WHAT THE TASK ASKS =>
In the entries below, identify every line with the string "JSON" and copy it.

INPUT RECORDS =>
Start of Block
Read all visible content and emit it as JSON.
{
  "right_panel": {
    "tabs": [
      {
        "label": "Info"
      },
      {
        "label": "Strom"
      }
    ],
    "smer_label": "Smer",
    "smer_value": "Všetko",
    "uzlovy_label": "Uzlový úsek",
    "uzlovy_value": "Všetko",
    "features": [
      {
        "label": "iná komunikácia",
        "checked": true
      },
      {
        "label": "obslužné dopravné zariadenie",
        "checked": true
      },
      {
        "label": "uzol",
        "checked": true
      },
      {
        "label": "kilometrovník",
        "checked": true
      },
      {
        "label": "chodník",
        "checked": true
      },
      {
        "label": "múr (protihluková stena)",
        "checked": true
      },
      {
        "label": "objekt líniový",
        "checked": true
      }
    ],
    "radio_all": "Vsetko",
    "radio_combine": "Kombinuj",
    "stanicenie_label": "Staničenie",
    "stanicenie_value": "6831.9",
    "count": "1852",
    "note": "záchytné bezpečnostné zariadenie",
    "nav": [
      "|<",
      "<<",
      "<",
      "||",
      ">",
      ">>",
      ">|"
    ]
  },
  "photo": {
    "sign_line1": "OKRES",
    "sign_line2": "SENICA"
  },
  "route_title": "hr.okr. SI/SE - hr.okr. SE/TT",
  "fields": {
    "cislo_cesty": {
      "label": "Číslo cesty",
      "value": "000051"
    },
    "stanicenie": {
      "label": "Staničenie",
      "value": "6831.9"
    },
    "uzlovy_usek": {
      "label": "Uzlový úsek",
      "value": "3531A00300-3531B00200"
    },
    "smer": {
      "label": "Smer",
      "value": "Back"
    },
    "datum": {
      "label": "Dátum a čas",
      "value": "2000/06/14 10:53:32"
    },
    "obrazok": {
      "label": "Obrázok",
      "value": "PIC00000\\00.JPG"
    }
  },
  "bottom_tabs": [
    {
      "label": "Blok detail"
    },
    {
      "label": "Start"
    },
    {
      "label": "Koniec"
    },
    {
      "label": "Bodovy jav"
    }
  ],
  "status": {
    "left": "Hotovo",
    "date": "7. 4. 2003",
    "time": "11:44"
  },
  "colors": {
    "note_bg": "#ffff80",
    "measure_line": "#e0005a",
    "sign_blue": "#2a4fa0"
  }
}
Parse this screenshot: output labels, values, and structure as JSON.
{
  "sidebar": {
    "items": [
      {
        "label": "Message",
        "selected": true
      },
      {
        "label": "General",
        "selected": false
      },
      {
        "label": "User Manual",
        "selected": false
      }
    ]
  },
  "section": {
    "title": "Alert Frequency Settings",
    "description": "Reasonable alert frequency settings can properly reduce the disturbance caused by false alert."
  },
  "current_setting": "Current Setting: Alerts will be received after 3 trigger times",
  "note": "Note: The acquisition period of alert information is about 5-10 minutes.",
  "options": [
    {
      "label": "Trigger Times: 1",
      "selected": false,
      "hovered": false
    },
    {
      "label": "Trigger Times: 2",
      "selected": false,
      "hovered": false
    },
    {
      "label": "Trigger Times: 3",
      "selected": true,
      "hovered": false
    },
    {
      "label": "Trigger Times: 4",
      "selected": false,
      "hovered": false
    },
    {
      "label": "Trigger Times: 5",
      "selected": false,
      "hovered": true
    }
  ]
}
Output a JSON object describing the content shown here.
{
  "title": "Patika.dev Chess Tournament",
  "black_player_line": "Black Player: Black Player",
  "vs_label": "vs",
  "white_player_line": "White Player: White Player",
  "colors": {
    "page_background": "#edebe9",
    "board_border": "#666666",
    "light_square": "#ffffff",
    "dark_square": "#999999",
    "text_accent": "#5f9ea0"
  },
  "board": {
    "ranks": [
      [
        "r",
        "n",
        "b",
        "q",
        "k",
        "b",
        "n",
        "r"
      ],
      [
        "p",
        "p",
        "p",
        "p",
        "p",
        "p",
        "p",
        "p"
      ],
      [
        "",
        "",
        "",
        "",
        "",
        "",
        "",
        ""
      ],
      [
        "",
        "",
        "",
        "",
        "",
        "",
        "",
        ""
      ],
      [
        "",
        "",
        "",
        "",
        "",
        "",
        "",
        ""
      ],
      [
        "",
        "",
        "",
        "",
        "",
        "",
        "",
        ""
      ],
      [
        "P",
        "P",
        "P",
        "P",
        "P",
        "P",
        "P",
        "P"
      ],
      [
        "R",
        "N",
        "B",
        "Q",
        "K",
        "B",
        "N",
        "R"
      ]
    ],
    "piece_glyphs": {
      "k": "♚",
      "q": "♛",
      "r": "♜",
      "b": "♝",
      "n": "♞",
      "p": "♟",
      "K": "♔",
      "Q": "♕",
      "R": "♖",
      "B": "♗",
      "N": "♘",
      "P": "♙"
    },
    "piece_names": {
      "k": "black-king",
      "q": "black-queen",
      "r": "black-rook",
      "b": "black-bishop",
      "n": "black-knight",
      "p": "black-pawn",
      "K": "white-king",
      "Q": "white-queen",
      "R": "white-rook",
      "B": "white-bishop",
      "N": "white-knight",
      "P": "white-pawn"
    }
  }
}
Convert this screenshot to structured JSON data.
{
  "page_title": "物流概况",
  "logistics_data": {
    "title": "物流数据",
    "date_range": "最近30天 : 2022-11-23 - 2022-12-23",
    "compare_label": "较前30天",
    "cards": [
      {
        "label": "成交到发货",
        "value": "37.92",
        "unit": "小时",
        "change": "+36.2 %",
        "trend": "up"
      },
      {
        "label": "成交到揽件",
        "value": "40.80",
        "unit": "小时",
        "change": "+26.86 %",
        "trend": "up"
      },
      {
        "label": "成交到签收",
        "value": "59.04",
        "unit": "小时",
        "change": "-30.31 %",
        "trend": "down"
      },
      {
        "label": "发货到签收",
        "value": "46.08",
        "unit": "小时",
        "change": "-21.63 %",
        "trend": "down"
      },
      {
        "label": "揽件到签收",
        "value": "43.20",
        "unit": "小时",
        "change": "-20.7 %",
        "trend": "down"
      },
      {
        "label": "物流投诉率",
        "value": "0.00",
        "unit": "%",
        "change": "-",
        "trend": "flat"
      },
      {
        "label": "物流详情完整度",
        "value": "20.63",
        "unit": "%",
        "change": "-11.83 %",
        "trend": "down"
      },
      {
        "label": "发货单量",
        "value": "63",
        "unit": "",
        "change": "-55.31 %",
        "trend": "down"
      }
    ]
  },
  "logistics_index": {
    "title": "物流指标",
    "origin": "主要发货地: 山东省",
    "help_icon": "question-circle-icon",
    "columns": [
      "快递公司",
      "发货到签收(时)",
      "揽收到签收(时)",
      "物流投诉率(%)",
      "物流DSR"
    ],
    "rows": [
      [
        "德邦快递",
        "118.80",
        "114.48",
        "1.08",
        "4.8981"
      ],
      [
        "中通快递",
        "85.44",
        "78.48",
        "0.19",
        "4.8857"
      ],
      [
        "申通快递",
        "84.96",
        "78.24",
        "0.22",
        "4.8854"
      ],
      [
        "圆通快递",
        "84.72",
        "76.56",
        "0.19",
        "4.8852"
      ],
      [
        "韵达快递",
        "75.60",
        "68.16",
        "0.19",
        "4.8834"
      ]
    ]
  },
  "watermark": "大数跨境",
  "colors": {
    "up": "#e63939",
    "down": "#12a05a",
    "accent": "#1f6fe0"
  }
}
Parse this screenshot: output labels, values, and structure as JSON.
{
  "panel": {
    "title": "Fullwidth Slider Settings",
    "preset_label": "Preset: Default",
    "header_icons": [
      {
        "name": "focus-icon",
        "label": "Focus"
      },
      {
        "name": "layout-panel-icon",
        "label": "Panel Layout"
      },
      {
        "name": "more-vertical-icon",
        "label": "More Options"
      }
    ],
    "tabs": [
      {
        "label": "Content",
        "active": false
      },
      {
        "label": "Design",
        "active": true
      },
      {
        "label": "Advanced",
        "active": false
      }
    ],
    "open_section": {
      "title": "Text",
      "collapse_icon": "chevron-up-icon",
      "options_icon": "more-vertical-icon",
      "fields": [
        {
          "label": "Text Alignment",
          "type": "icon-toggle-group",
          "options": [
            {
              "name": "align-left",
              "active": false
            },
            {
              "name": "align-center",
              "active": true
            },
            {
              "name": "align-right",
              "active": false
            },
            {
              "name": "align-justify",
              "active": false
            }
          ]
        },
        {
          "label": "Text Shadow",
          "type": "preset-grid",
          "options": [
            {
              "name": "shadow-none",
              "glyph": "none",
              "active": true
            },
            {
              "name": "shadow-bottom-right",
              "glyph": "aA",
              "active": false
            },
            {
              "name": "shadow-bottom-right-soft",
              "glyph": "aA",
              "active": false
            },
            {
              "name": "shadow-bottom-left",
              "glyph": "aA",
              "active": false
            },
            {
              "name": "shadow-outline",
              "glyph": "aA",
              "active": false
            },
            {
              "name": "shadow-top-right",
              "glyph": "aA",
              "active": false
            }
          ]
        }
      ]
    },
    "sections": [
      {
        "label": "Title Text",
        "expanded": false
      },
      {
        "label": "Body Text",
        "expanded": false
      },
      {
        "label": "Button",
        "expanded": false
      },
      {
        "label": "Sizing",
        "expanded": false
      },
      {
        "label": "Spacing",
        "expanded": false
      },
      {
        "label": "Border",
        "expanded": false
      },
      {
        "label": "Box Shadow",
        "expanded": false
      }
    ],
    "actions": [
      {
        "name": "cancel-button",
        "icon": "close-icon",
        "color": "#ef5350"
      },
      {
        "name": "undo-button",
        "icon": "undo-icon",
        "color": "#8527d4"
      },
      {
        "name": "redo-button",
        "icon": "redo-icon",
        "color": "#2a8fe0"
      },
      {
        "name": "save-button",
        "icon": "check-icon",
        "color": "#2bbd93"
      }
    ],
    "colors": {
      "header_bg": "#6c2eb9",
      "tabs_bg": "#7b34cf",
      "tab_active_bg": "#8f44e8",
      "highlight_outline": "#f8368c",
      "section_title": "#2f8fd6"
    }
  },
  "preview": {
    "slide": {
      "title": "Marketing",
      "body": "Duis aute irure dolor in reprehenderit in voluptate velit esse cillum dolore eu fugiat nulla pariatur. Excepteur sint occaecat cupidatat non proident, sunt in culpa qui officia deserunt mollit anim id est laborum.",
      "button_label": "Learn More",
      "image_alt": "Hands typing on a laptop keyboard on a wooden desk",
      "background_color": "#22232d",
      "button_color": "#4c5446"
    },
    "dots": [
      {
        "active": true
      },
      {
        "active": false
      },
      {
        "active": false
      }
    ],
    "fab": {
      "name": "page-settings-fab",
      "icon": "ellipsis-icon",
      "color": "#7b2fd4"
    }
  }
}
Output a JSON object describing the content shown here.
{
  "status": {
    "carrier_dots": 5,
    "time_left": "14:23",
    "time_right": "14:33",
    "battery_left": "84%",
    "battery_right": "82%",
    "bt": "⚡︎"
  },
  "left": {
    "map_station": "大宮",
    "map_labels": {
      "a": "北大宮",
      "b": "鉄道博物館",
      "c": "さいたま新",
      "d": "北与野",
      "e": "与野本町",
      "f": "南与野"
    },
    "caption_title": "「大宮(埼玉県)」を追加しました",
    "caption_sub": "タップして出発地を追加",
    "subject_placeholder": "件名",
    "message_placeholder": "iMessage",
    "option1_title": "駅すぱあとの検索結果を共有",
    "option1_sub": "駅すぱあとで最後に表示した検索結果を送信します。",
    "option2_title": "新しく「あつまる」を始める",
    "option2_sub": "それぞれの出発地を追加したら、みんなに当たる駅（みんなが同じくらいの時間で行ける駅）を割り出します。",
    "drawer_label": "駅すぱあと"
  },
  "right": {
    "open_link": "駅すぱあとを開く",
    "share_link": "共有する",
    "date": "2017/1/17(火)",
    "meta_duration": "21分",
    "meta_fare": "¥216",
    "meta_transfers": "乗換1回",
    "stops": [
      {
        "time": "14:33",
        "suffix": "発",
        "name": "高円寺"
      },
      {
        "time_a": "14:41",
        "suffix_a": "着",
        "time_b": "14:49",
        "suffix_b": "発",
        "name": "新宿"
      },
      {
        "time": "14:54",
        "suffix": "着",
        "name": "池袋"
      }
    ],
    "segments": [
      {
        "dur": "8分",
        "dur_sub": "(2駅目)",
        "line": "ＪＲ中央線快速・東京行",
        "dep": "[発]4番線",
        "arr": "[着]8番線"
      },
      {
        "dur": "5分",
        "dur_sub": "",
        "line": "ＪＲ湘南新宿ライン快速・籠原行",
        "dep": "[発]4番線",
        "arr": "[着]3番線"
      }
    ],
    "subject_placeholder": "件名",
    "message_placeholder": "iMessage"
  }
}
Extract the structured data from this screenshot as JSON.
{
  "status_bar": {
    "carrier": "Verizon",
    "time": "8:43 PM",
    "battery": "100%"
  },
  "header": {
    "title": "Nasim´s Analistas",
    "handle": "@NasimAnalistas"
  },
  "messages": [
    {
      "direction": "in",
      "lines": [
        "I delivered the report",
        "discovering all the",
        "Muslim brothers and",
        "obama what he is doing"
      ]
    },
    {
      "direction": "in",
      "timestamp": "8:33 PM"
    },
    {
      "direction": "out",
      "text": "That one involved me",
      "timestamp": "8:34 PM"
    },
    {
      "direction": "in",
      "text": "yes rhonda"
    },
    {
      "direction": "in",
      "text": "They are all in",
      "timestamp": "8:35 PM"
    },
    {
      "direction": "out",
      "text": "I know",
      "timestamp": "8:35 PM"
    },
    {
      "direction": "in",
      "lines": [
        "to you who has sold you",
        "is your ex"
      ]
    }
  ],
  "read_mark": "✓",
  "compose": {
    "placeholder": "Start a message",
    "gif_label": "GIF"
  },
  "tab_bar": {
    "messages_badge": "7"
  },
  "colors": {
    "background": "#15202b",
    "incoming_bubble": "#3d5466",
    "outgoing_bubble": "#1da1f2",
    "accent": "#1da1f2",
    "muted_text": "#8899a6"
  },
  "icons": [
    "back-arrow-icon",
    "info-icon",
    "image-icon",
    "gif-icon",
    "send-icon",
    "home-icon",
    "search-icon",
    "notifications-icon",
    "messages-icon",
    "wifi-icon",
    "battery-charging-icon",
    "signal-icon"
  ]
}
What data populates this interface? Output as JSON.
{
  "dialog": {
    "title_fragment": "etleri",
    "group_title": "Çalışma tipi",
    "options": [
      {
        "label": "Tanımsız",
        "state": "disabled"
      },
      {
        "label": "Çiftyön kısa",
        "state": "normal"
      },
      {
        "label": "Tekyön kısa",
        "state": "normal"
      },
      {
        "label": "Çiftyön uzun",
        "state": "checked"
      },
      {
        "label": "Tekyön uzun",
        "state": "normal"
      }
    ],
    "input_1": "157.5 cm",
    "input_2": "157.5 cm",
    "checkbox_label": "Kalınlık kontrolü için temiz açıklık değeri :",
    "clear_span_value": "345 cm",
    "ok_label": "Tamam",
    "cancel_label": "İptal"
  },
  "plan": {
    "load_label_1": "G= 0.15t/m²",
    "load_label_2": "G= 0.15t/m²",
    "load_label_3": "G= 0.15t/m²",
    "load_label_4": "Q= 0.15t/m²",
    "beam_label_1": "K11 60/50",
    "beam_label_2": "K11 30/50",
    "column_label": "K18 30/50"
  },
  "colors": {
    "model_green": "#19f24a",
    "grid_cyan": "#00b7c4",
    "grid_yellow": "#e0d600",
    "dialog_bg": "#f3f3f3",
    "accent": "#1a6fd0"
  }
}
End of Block
ANSWER SECTION =>
Read all visible content and emit it as JSON.
Parse this screenshot: output labels, values, and structure as JSON.
Output a JSON object describing the content shown here.
Convert this screenshot to structured JSON data.
Parse this screenshot: output labels, values, and structure as JSON.
Output a JSON object describing the content shown here.
Extract the structured data from this screenshot as JSON.
What data populates this interface? Output as JSON.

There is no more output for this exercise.